_Your goal_
Give back the entries exactly as they read, leaving each image out.

↓↓↓

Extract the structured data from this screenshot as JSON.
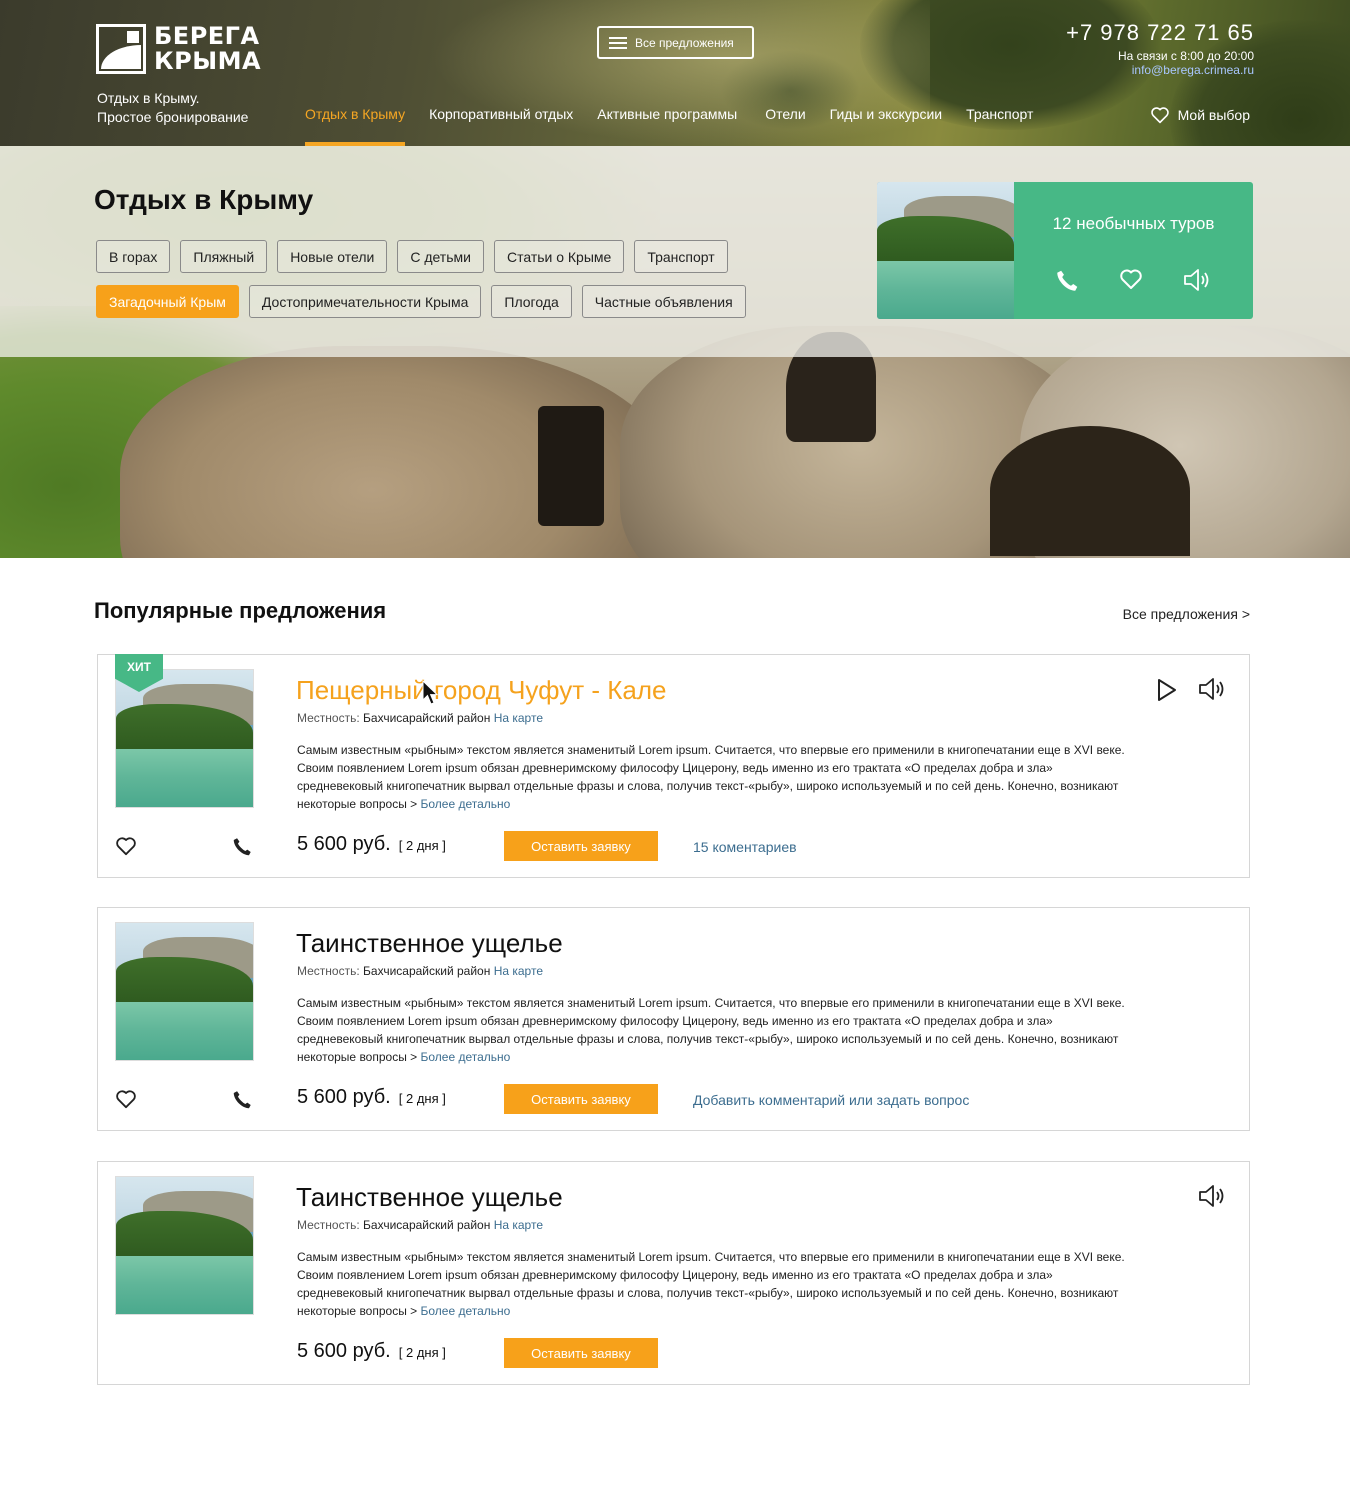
{
  "header": {
    "logo_line1": "БЕРЕГА",
    "logo_line2": "КРЫМА",
    "tagline_line1": "Отдых в Крыму.",
    "tagline_line2": "Простое бронирование",
    "all_offers_button": "Все предложения",
    "phone": "+7 978 722 71 65",
    "hours": "На связи с 8:00 до 20:00",
    "email": "info@berega.crimea.ru",
    "nav": [
      {
        "label": "Отдых в Крыму",
        "active": true
      },
      {
        "label": "Корпоративный отдых"
      },
      {
        "label": "Активные программы"
      },
      {
        "label": "Отели"
      },
      {
        "label": "Гиды и экскурсии"
      },
      {
        "label": "Транспорт"
      }
    ],
    "my_choice": "Мой выбор"
  },
  "hero": {
    "title": "Отдых в Крыму",
    "tags_row1": [
      "В горах",
      "Пляжный",
      "Новые отели",
      "С детьми",
      "Статьи о Крыме",
      "Транспорт"
    ],
    "tags_row2": [
      "Загадочный Крым",
      "Достопримечательности Крыма",
      "Плогода",
      "Частные объявления"
    ],
    "active_tag": "Загадочный Крым",
    "promo_title": "12 необычных туров"
  },
  "popular": {
    "title": "Популярные предложения",
    "see_all": "Все предложения >",
    "cards": [
      {
        "hit": "ХИТ",
        "title": "Пещерный город Чуфут - Кале",
        "loc_label": "Местность:",
        "loc_value": "Бахчисарайский район",
        "map_link": "На карте",
        "description": "Самым известным «рыбным» текстом является знаменитый Lorem ipsum. Считается, что впервые его применили в книгопечатании еще в XVI веке. Своим появлением Lorem ipsum обязан древнеримскому философу Цицерону, ведь именно из его трактата «О пределах добра и зла» средневековый книгопечатник вырвал отдельные фразы и слова, получив текст-«рыбу», широко используемый и по сей день. Конечно, возникают некоторые вопросы >",
        "more": "Более детально",
        "price": "5 600 руб.",
        "days": "[ 2 дня ]",
        "order": "Оставить заявку",
        "comments": "15 коментариев"
      },
      {
        "title": "Таинственное ущелье",
        "loc_label": "Местность:",
        "loc_value": "Бахчисарайский район",
        "map_link": "На карте",
        "description": "Самым известным «рыбным» текстом является знаменитый Lorem ipsum. Считается, что впервые его применили в книгопечатании еще в XVI веке. Своим появлением Lorem ipsum обязан древнеримскому философу Цицерону, ведь именно из его трактата «О пределах добра и зла» средневековый книгопечатник вырвал отдельные фразы и слова, получив текст-«рыбу», широко используемый и по сей день. Конечно, возникают некоторые вопросы >",
        "more": "Более детально",
        "price": "5 600 руб.",
        "days": "[ 2 дня ]",
        "order": "Оставить заявку",
        "comments": "Добавить комментарий или задать вопрос"
      },
      {
        "title": "Таинственное ущелье",
        "loc_label": "Местность:",
        "loc_value": "Бахчисарайский район",
        "map_link": "На карте",
        "description": "Самым известным «рыбным» текстом является знаменитый Lorem ipsum. Считается, что впервые его применили в книгопечатании еще в XVI веке. Своим появлением Lorem ipsum обязан древнеримскому философу Цицерону, ведь именно из его трактата «О пределах добра и зла» средневековый книгопечатник вырвал отдельные фразы и слова, получив текст-«рыбу», широко используемый и по сей день. Конечно, возникают некоторые вопросы >",
        "more": "Более детально",
        "price": "5 600 руб.",
        "days": "[ 2 дня ]",
        "order": "Оставить заявку"
      }
    ]
  },
  "icons": [
    "heart-icon",
    "phone-icon",
    "speaker-icon",
    "play-icon",
    "menu-icon",
    "cursor-icon"
  ],
  "colors": {
    "accent_orange": "#f7a11a",
    "promo_green": "#47b886",
    "link_blue": "#3c6d8f"
  }
}
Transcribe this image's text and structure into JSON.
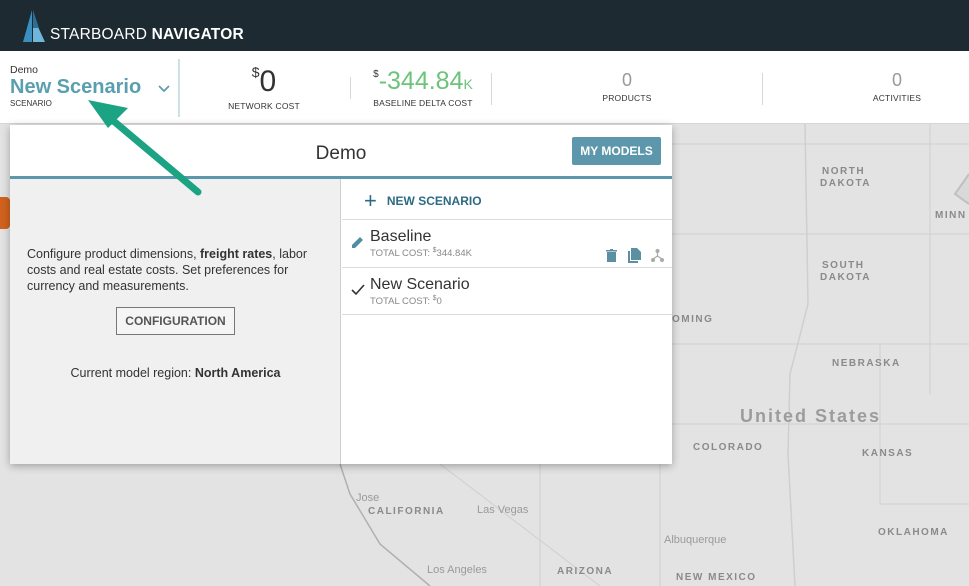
{
  "app": {
    "brand_light": "STARBOARD ",
    "brand_bold": "NAVIGATOR"
  },
  "scenario": {
    "model_name": "Demo",
    "name": "New Scenario",
    "label": "SCENARIO"
  },
  "stats": {
    "network_cost": {
      "currency": "$",
      "value": "0",
      "label": "NETWORK COST"
    },
    "baseline_delta": {
      "currency": "$",
      "value": "-344.84",
      "suffix": "K",
      "label": "BASELINE DELTA COST"
    },
    "products": {
      "value": "0",
      "label": "PRODUCTS"
    },
    "activities": {
      "value": "0",
      "label": "ACTIVITIES"
    }
  },
  "panel": {
    "title": "Demo",
    "my_models_label": "MY MODELS",
    "config_text_1": "Configure product dimensions, ",
    "config_text_bold": "freight rates",
    "config_text_2": ", labor costs and real estate costs. Set preferences for currency and measurements.",
    "config_button_label": "CONFIGURATION",
    "region_prefix": "Current model region: ",
    "region_value": "North America",
    "new_scenario_label": "NEW SCENARIO",
    "scenarios": [
      {
        "name": "Baseline",
        "cost_prefix": "TOTAL COST: ",
        "currency": "$",
        "cost": "344.84",
        "suffix": "K",
        "state": "edit"
      },
      {
        "name": "New Scenario",
        "cost_prefix": "TOTAL COST: ",
        "currency": "$",
        "cost": "0",
        "suffix": "",
        "state": "selected"
      }
    ]
  },
  "map": {
    "labels": {
      "north_dakota_1": "NORTH",
      "north_dakota_2": "DAKOTA",
      "minn": "MINN",
      "south_dakota_1": "SOUTH",
      "south_dakota_2": "DAKOTA",
      "wyoming": "OMING",
      "nebraska": "NEBRASKA",
      "united_states": "United States",
      "colorado": "COLORADO",
      "kansas": "KANSAS",
      "jose": "Jose",
      "california": "CALIFORNIA",
      "las_vegas": "Las Vegas",
      "albuquerque": "Albuquerque",
      "oklahoma": "OKLAHOMA",
      "arizona": "ARIZONA",
      "new_mexico": "NEW MEXICO",
      "los_angeles": "Los Angeles"
    }
  },
  "colors": {
    "topbar": "#1d2a31",
    "accent": "#5d97ab",
    "scenario_name": "#5a9fb0",
    "delta_green": "#6cc47a",
    "annotation_arrow": "#1ba384"
  }
}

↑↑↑

_Result of this task_
Extract the structured data from this screenshot as JSON.
{
  "header": {
    "logo_line1": "БЕРЕГА",
    "logo_line2": "КРЫМА",
    "tagline_line1": "Отдых в Крыму.",
    "tagline_line2": "Простое бронирование",
    "all_offers_button": "Все предложения",
    "phone": "+7 978 722 71 65",
    "hours": "На связи с 8:00 до 20:00",
    "email": "info@berega.crimea.ru",
    "nav": [
      {
        "label": "Отдых в Крыму",
        "active": true
      },
      {
        "label": "Корпоративный отдых"
      },
      {
        "label": "Активные программы"
      },
      {
        "label": "Отели"
      },
      {
        "label": "Гиды и экскурсии"
      },
      {
        "label": "Транспорт"
      }
    ],
    "my_choice": "Мой выбор"
  },
  "hero": {
    "title": "Отдых в Крыму",
    "tags_row1": [
      "В горах",
      "Пляжный",
      "Новые отели",
      "С детьми",
      "Статьи о Крыме",
      "Транспорт"
    ],
    "tags_row2": [
      "Загадочный Крым",
      "Достопримечательности Крыма",
      "Плогода",
      "Частные объявления"
    ],
    "active_tag": "Загадочный Крым",
    "promo_title": "12 необычных туров"
  },
  "popular": {
    "title": "Популярные предложения",
    "see_all": "Все предложения >",
    "cards": [
      {
        "hit": "ХИТ",
        "title": "Пещерный город Чуфут - Кале",
        "loc_label": "Местность:",
        "loc_value": "Бахчисарайский район",
        "map_link": "На карте",
        "description": "Самым известным «рыбным» текстом является знаменитый Lorem ipsum. Считается, что впервые его применили в книгопечатании еще в XVI веке. Своим появлением Lorem ipsum обязан древнеримскому философу Цицерону, ведь именно из его трактата «О пределах добра и зла» средневековый книгопечатник вырвал отдельные фразы и слова, получив текст-«рыбу», широко используемый и по сей день. Конечно, возникают некоторые вопросы >",
        "more": "Более детально",
        "price": "5 600 руб.",
        "days": "[ 2 дня ]",
        "order": "Оставить заявку",
        "comments": "15 коментариев"
      },
      {
        "title": "Таинственное ущелье",
        "loc_label": "Местность:",
        "loc_value": "Бахчисарайский район",
        "map_link": "На карте",
        "description": "Самым известным «рыбным» текстом является знаменитый Lorem ipsum. Считается, что впервые его применили в книгопечатании еще в XVI веке. Своим появлением Lorem ipsum обязан древнеримскому философу Цицерону, ведь именно из его трактата «О пределах добра и зла» средневековый книгопечатник вырвал отдельные фразы и слова, получив текст-«рыбу», широко используемый и по сей день. Конечно, возникают некоторые вопросы >",
        "more": "Более детально",
        "price": "5 600 руб.",
        "days": "[ 2 дня ]",
        "order": "Оставить заявку",
        "comments": "Добавить комментарий или задать вопрос"
      },
      {
        "title": "Таинственное ущелье",
        "loc_label": "Местность:",
        "loc_value": "Бахчисарайский район",
        "map_link": "На карте",
        "description": "Самым известным «рыбным» текстом является знаменитый Lorem ipsum. Считается, что впервые его применили в книгопечатании еще в XVI веке. Своим появлением Lorem ipsum обязан древнеримскому философу Цицерону, ведь именно из его трактата «О пределах добра и зла» средневековый книгопечатник вырвал отдельные фразы и слова, получив текст-«рыбу», широко используемый и по сей день. Конечно, возникают некоторые вопросы >",
        "more": "Более детально",
        "price": "5 600 руб.",
        "days": "[ 2 дня ]",
        "order": "Оставить заявку"
      }
    ]
  },
  "icons": [
    "heart-icon",
    "phone-icon",
    "speaker-icon",
    "play-icon",
    "menu-icon",
    "cursor-icon"
  ],
  "colors": {
    "accent_orange": "#f7a11a",
    "promo_green": "#47b886",
    "link_blue": "#3c6d8f"
  }
}
Transcribe this image's text and structure into JSON.
{
  "app": {
    "brand_light": "STARBOARD ",
    "brand_bold": "NAVIGATOR"
  },
  "scenario": {
    "model_name": "Demo",
    "name": "New Scenario",
    "label": "SCENARIO"
  },
  "stats": {
    "network_cost": {
      "currency": "$",
      "value": "0",
      "label": "NETWORK COST"
    },
    "baseline_delta": {
      "currency": "$",
      "value": "-344.84",
      "suffix": "K",
      "label": "BASELINE DELTA COST"
    },
    "products": {
      "value": "0",
      "label": "PRODUCTS"
    },
    "activities": {
      "value": "0",
      "label": "ACTIVITIES"
    }
  },
  "panel": {
    "title": "Demo",
    "my_models_label": "MY MODELS",
    "config_text_1": "Configure product dimensions, ",
    "config_text_bold": "freight rates",
    "config_text_2": ", labor costs and real estate costs. Set preferences for currency and measurements.",
    "config_button_label": "CONFIGURATION",
    "region_prefix": "Current model region: ",
    "region_value": "North America",
    "new_scenario_label": "NEW SCENARIO",
    "scenarios": [
      {
        "name": "Baseline",
        "cost_prefix": "TOTAL COST: ",
        "currency": "$",
        "cost": "344.84",
        "suffix": "K",
        "state": "edit"
      },
      {
        "name": "New Scenario",
        "cost_prefix": "TOTAL COST: ",
        "currency": "$",
        "cost": "0",
        "suffix": "",
        "state": "selected"
      }
    ]
  },
  "map": {
    "labels": {
      "north_dakota_1": "NORTH",
      "north_dakota_2": "DAKOTA",
      "minn": "MINN",
      "south_dakota_1": "SOUTH",
      "south_dakota_2": "DAKOTA",
      "wyoming": "OMING",
      "nebraska": "NEBRASKA",
      "united_states": "United States",
      "colorado": "COLORADO",
      "kansas": "KANSAS",
      "jose": "Jose",
      "california": "CALIFORNIA",
      "las_vegas": "Las Vegas",
      "albuquerque": "Albuquerque",
      "oklahoma": "OKLAHOMA",
      "arizona": "ARIZONA",
      "new_mexico": "NEW MEXICO",
      "los_angeles": "Los Angeles"
    }
  },
  "colors": {
    "topbar": "#1d2a31",
    "accent": "#5d97ab",
    "scenario_name": "#5a9fb0",
    "delta_green": "#6cc47a",
    "annotation_arrow": "#1ba384"
  }
}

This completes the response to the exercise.